My primary diagnosis is Asperger’s syndrome and this has given me a different perspective to the rest of society. It’s not just that I process information differently but also the way I’ve been treated and continue to be treated by people. Sometimes nastily, sometimes by well meaning people. I think it’s my autism that really inspired me to be a writer, not just to share my story and the stories of others like me but from a very young age I was into film, particularly children’s movies in the 80s and early 90s. I didn’t communicate much with people in the real world, was unable to pick up social behaviour from them. Instead, I saw myself as the young protagonist. I copied their dress style, their accent and mannerisms. It helped that they were often quiet and friendless. By choice I was a loner at school because I never really knew how to be anything else. Talking or playing with other children would just not enter my mind. Instead I would roam the schoolyard and picture cinematic scenes in my head with well fleshed out characters, a plot and scenery. Over the years they would become longer and more detailed. Psychologists would describe this mental illness or personality disorder as ‘fixed fantasy,’ I would call it a gift. It’s a gift to the extreme visual thinkers. OK, I wouldn’t call it a gift. I would call it an opportunity. I’m a science fiction writer after all. I don’t believe in such things as gifts, but rather someone taking advantage of different neural wiring which makes them a highly visual thinker, and an obsessee of all things film and TV. Obsessee is totally a real word by the way. It’s auto spellcheck that is lying to you. This cinematic imagination is what drives me to be a writer. It’s almost painful to ignore the opportunity laid out in front of me. I can also mimic my favourite authors. However, I’d like to create my own style.
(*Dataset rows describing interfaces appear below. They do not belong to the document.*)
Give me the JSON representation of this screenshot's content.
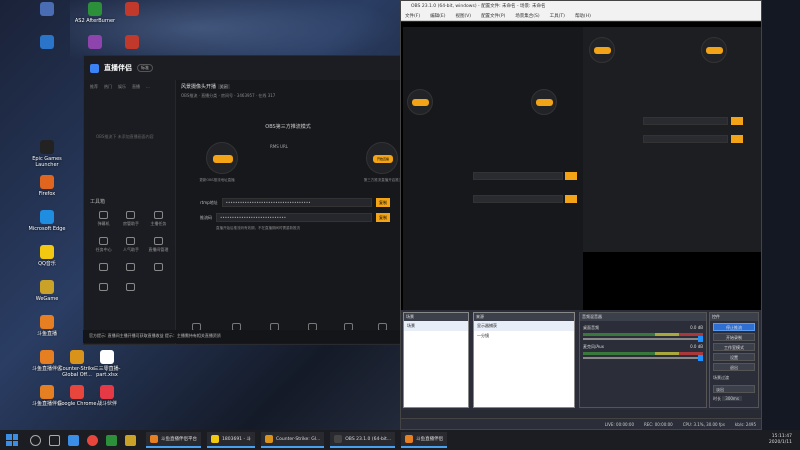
{
  "desktop": {
    "icons": [
      {
        "label": "",
        "color": "#4a6cb3"
      },
      {
        "label": "AS2 AfterBurner",
        "color": "#2c8f3a"
      },
      {
        "label": "",
        "color": "#c0392b"
      },
      {
        "label": "",
        "color": "#2a74c9"
      },
      {
        "label": "",
        "color": "#8e44ad"
      },
      {
        "label": "",
        "color": "#c0392b"
      },
      {
        "label": "Epic Games Launcher",
        "color": "#222222"
      },
      {
        "label": "Firefox",
        "color": "#e0651f"
      },
      {
        "label": "Microsoft Edge",
        "color": "#1f8de0"
      },
      {
        "label": "QQ音乐",
        "color": "#f2c811"
      },
      {
        "label": "WeGame",
        "color": "#c9a227"
      },
      {
        "label": "斗鱼直播",
        "color": "#e67e22"
      },
      {
        "label": "斗鱼直播伴侣",
        "color": "#e67e22"
      },
      {
        "label": "Counter-Strike Global Off...",
        "color": "#d9931a"
      },
      {
        "label": "三三零直播-part.xlsx",
        "color": "#ffffff"
      },
      {
        "label": "斗鱼直播伴侣",
        "color": "#e67e22"
      },
      {
        "label": "Google Chrome",
        "color": "#e8453c"
      },
      {
        "label": "战斗伙伴",
        "color": "#e63946"
      }
    ]
  },
  "stream_app": {
    "brand": "直播伴侣",
    "version_badge": "标准",
    "tabs": [
      "推荐",
      "热门",
      "娱乐",
      "直播",
      "..."
    ],
    "empty_hint": "OBS推流下 未添加直播画面内容",
    "tools_header": "工具箱",
    "tools": [
      "弹幕机",
      "房管助手",
      "主播任务",
      "任务中心",
      "人气助手",
      "直播间管理",
      "",
      "",
      "",
      "",
      ""
    ],
    "room_title": "风景摄像头开播",
    "room_tag": "关闭",
    "room_sub": "OBS推流 · 直播分类 · 房间号 · 3463957 · 在线 317",
    "mode_title": "OBS第三方推流模式",
    "step_labels": [
      "RMS URL",
      "复制-推流码"
    ],
    "step_buttons": [
      "",
      "",
      "开始直播"
    ],
    "step_captions": [
      "更新OBS推流地址直播",
      "",
      "第三方推流直播开启推流"
    ],
    "rtmp_label": "rtmp地址",
    "rtmp_value": "••••••••••••••••••••••••••••••••••••",
    "key_label": "推流码",
    "key_value": "••••••••••••••••••••••••••••",
    "copy_label": "复制",
    "note": "直播开始后推流码有效期，不在直播期间时需重新推流",
    "bottom_tools": [
      "直播间设置",
      "弹幕助手",
      "互动工具",
      "房间管理",
      "麦克风",
      "扬声器"
    ],
    "notice": "官方提示: 直播间主播开播可获取直播收益 提示：主播需持有相关直播资质"
  },
  "obs": {
    "title": "OBS 23.1.0 (64-bit, windows) - 配置文件: 未命名 - 场景: 未命名",
    "menu": [
      "文件(F)",
      "编辑(E)",
      "视图(V)",
      "配置文件(P)",
      "场景集合(S)",
      "工具(T)",
      "帮助(H)"
    ],
    "scenes_header": "场景",
    "scene_items": [
      "场景"
    ],
    "sources_header": "来源",
    "source_items": [
      "显示器捕获",
      "一分镜"
    ],
    "mixer_header": "音频混音器",
    "tracks": [
      {
        "name": "桌面音频",
        "db": "0.0 dB"
      },
      {
        "name": "麦克风/Aux",
        "db": "0.0 dB"
      }
    ],
    "controls_header": "控件",
    "control_buttons": [
      "停止推流",
      "开始录制",
      "工作室模式",
      "设置",
      "退出"
    ],
    "transition_header": "场景过渡",
    "transition_value": "淡出",
    "duration_label": "时长",
    "duration_value": "300ms",
    "status_items": [
      "LIVE: 00:00:00",
      "REC: 00:00:00",
      "CPU: 3.1%, 30.00 fps",
      "kb/s: 2495"
    ]
  },
  "taskbar": {
    "apps": [
      {
        "label": "斗鱼直播伴侣平台",
        "color": "#e67e22"
      },
      {
        "label": "1803691 - 斗",
        "color": "#f2c811"
      },
      {
        "label": "Counter-Strike: Gl...",
        "color": "#d9931a"
      },
      {
        "label": "OBS 23.1.0 (64-bit...",
        "color": "#444444"
      },
      {
        "label": "斗鱼直播伴侣",
        "color": "#e67e22"
      }
    ],
    "time": "15:11:47",
    "date": "2020/1/11"
  }
}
The reason my grammar skills quickly improved when I was in my late teens/early adulthood is because I began studying the structure of other people’s posts in an online autism community and automatically picked it up. It almost feels like cheating but it’s kind of like people who are human calculators. They don’t have to write out the equations and go through all the steps to reach the answer. Anyway, I do have a slight handicap in the writing department. I’m a visual thinker naturally which means I have to train myself to write like a verbal thinker. That means actually writing out descriptions because as a visual thinker I assume everyone can see what I see in my mind.

So, there you have it. I’m not really sure how this blog will pan out. I’m trying to take people on my writing journey by describing the different things one must do. It’s not all just get an idea and start writing straight away. I’ll also use this blog to journal my thoughts and most probably my insecurities.

I hope you join me for the ride.

Shanti D. Roy